While the fundamentals of Indian cuisine have remained largely unchanged since ancient times, it has evolved over centuries to become one of the most diverse cuisines in the world. Drawing on influences from Persia, Arabia, Portugal and even Britain – just to name a few – modern-day chefs are now taking traditional recipes into new and exciting directions.

From fusion dishes like ‘tandoori pizza’ to gluten-free desserts such as ‘gajar ka halwa’, there are plenty of options for those looking for something different. Chefs are also experimenting with ingredients that were rarely used before such as jaggery (unrefined sugar), kokum (a sour fruit) or amaranth (an ancient grain). These additions help create unique flavors which add depth and complexity to everyday dishes.

What’s more, many restaurants across India are embracing vegetarianism and veganism by offering plant-based versions of their classic recipes. This has opened up a whole new realm of possibilities for health-conscious eaters who can now enjoy delicious food without sacrificing taste. With so many creative adaptations available today, Indian cuisine is sure to remain an international favorite for years to come!

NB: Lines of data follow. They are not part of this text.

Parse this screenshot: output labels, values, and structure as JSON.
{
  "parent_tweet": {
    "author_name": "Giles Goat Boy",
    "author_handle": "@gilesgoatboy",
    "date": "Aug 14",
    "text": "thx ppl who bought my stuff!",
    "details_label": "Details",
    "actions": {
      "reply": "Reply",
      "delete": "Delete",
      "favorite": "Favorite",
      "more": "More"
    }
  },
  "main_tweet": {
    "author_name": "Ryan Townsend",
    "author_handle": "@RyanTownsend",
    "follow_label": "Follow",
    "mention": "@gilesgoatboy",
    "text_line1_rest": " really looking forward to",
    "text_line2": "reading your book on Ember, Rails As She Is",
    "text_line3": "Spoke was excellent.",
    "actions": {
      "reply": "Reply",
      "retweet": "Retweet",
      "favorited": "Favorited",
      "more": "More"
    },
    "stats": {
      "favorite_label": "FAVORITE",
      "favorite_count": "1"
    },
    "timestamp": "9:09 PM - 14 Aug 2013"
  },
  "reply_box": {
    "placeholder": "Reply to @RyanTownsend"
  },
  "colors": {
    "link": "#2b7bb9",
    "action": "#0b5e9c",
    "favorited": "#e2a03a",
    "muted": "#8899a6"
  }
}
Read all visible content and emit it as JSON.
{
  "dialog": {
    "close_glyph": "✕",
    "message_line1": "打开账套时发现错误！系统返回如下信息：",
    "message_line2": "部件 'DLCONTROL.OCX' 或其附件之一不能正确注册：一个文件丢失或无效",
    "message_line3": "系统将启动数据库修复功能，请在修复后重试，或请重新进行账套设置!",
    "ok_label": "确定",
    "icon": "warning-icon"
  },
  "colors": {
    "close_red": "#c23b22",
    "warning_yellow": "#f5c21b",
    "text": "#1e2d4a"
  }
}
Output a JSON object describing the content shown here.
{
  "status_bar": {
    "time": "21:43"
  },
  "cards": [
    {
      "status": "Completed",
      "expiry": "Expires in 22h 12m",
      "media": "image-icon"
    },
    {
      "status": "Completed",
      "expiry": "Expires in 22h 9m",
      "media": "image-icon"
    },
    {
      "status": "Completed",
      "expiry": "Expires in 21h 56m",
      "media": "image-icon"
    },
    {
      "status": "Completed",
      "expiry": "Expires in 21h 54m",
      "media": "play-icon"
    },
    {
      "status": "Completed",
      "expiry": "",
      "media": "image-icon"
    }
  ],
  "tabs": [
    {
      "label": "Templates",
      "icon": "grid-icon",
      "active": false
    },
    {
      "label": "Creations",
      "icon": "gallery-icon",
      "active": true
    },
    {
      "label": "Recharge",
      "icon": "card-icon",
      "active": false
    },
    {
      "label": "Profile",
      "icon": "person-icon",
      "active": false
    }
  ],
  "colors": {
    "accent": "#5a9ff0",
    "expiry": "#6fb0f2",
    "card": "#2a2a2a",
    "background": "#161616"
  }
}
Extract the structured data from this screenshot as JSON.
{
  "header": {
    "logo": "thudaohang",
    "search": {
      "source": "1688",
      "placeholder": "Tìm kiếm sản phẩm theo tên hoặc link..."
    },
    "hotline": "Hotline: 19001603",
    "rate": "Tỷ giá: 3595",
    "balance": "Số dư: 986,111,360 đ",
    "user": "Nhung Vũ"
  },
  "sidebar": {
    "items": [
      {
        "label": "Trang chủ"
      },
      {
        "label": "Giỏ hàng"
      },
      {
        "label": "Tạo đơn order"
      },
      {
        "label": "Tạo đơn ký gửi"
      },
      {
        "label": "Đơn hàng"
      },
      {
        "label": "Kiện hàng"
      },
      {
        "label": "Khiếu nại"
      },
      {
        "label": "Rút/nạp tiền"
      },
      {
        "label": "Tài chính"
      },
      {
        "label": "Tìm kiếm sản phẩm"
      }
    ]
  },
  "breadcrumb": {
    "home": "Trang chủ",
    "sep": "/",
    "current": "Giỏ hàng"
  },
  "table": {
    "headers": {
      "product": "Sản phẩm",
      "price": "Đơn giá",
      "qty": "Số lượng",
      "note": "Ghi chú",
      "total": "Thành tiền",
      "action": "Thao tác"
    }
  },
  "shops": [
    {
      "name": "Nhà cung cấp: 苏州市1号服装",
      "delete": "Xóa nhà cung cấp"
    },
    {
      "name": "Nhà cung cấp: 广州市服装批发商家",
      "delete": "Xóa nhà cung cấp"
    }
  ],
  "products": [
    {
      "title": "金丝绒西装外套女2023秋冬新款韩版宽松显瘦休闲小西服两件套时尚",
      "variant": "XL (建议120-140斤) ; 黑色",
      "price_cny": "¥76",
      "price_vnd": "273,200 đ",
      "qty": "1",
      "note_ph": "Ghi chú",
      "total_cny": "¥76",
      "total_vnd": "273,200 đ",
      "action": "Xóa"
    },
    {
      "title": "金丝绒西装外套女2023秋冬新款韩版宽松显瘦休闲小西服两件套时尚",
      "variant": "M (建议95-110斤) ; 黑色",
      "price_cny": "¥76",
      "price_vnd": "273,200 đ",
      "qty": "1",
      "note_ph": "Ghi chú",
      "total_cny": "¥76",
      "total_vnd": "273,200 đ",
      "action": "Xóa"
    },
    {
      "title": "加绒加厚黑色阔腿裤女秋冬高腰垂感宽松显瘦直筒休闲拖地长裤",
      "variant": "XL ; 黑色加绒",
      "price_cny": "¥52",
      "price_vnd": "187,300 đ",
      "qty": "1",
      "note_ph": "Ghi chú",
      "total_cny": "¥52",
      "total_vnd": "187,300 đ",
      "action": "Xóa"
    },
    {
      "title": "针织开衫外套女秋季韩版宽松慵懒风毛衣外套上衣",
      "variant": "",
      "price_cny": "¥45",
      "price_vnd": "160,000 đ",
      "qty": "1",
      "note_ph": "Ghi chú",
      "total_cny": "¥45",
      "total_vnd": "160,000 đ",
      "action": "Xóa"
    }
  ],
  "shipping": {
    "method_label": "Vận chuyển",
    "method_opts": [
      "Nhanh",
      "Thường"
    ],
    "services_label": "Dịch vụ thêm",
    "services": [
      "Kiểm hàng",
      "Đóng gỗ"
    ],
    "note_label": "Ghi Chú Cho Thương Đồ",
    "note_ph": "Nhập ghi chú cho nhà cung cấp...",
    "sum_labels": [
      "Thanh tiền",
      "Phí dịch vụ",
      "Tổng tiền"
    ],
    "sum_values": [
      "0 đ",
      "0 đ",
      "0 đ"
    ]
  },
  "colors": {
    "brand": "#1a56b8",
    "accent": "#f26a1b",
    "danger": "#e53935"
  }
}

In conclusion, Indian cuisine is a truly unique and diverse combination of flavors, ingredients, and cooking methods. The variety found in the country’s food can be attributed to its many regions, as well as centuries of colonialism that has seen different cultures blend their foods together. Traditional techniques are still widely used today; from ancient clay ovens for baking bread to sizzling spiced curries on open flames. A variety of popular ingredients like rice, lentils, spices, vegetables and herbs create dishes that balance sweet and savoury flavours while satisfying all kinds of palettes. “The proof is in the pudding” – modern adaptations of traditional recipes have allowed millions around the world to experience the wonders of authentic Indian cuisine without ever having to leave home! Whether you enjoy eating it or not, there’s no denying that Indian cuisine is an important part of culture with a long-reaching history worth exploring.